         We now turn to one of the most modern songs presented in Bollywood, in terms of instrumentalization and incorporation of Western musical styles — “Mere Naam Tu.” With the instruments playing a fast and repetitive melody that sounds almost hopeful (much like a waltz), we hear Hindi lyrics expressing the romantic interests of the character who lip-syncs and dances to the song. Unlike the first two songs of this playlist, this piece is not tied to any one or two specific ragas. Instead, it allows for a fusion between traditional and popular music practices enabling a wider audience to relate to and recognize the music and be able to connect not only with each other, but also with the performer with respect to the emotions conveyed in this piece as well as the possibility of a waltz that the piece suggests. While this piece steps away from the authentic styles of presenting Hindustani classical music or Bollywood style that a seasoned audience is accustomed to, the hybridity enhances both styles and showcases how one style does not need to overshadow the other but can instead be in conjunction to create such a beautiful piece.

         The concluding song in the playlist, “Hindustani-Carnatic Jugalbandi in Kalavati and Abhogi,” is a jugalbandi or duet of both Hindustani classical music and Carnatic music with Ragas Kalavati and Abhogi. The performance keeps the Hindustani classical raga (Kalavati) playing in the background on the Sitar with the Carnatic Abhogi at the front on vocals. The tabla and mridangam (associated with Hindustani classical music and Carnatic music, respectively) alongside the flute help transition between the two slightly different ragas. This performance is akin to that of what the original creators of ragas had intended — a variation of swaras performed with different vowels and occasional references to the different Gods, with a backdrop of soothing instrumentalization. This piece resonates with Appert’s analysis of both of the terms “hybridity” and “authenticity” (2016). This jugalbandi embraces the definition of hybridity as this performance incorporates musical styles from two different cultural locations while also keeping the authenticity of the piece in check by presenting the performance as was presented centuries ago by the rishis who created the ragas used and seen today. With musical styles that fit both definitions, we can see how composers Pandit Budhaditya Mukherjee and Muttuswami Dikshitar helped unify two different audiences, from different cultural backgrounds, with the fusion presented in this piece, on the world music stage that IndianRaga and YouTube have collaborated to bring to anyone who wishes to learn about new and different music styles.  

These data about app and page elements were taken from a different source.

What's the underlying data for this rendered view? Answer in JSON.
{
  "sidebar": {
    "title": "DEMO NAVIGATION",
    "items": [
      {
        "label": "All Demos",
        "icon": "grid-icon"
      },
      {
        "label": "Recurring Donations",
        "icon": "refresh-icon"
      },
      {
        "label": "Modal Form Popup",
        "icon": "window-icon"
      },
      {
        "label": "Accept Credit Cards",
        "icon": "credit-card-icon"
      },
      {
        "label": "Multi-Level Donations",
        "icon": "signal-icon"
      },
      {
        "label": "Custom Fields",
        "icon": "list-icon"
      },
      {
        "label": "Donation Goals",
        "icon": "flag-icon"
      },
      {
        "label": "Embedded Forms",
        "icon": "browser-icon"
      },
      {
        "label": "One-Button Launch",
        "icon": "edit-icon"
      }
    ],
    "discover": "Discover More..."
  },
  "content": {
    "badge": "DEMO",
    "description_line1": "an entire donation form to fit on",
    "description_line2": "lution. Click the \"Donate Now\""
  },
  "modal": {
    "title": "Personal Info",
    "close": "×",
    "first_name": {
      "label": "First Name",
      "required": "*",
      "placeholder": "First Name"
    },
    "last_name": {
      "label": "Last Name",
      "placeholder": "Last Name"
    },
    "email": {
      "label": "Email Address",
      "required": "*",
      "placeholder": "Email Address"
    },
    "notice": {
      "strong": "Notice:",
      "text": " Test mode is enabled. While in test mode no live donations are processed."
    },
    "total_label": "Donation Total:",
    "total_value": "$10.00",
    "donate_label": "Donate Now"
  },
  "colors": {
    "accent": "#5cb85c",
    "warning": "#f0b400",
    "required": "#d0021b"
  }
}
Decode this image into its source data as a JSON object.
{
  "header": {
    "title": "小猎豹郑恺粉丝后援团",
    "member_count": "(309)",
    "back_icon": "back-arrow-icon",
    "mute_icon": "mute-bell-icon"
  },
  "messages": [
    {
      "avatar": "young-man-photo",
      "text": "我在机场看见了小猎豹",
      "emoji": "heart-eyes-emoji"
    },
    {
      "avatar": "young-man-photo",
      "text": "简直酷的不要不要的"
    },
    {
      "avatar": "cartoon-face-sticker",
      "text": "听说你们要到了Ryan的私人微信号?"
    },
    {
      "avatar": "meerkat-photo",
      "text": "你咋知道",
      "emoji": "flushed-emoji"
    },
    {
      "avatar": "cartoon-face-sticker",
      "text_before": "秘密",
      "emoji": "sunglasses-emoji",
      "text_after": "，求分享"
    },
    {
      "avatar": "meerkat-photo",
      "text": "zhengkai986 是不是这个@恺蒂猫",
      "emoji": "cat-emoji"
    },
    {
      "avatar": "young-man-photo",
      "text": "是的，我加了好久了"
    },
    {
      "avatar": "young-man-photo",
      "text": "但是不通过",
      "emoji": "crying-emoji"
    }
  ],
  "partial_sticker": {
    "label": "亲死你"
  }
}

This playlist brings forth ten examples of musical creations that incorporate various styles that allow for a therapeutic experience while also allowing for the audience to relate to either the style or lyrics (or both) to build community across space, time, and culture. With the use of hybridity, without debunking the authenticity of the pieces, these artists are few of many who were able to hold on to the tradition of music being used to connect spiritually to a greater being, to each other, or to find inner peace and open the path of healing other ailments led by turmoil. As the healing and unifying powers of music are being recognized (Schiffman 2021), it is important to recognize how different cultures around the world found ways to incorporate both of these aspects when creating the art form of music.

Oishee is a third year undergraduate student at the University of Chicago. Outside of academics, she sings, plays the piano and violin and loves to read.


  1. Anjan Ganguly, Debasis Biswas. “Lyric and Background History of Song Kahare Herilam.” Song Kahare Herilam | Lyric and History,
  2. Appert, Catherine M. “On Hybridity in African Popular Music: The Case of Senegalese Hip Hop.” Ethnomusicology 60, no. 2 (2016): 279–99.
  3. Hofman, Ana. Disobedient: Activist Choirs, Radical Amateurism, and the Politics of the Past after Yugoslavia. Ethnomusicology 64 no. 1 (2020): 89.
  4. Patch, Justin. “Indian Invention and Musical Hybridization: World Music” World Music
  5. Raagas (Musical Notes) Have Healing Power.” Dr. Vidya Hattangadi, 18 Mar. 2021,
  6. Schiffman, Richard. “The Healing Power of Music.” The New York Times, The New York Times, 8 Apr. 2021,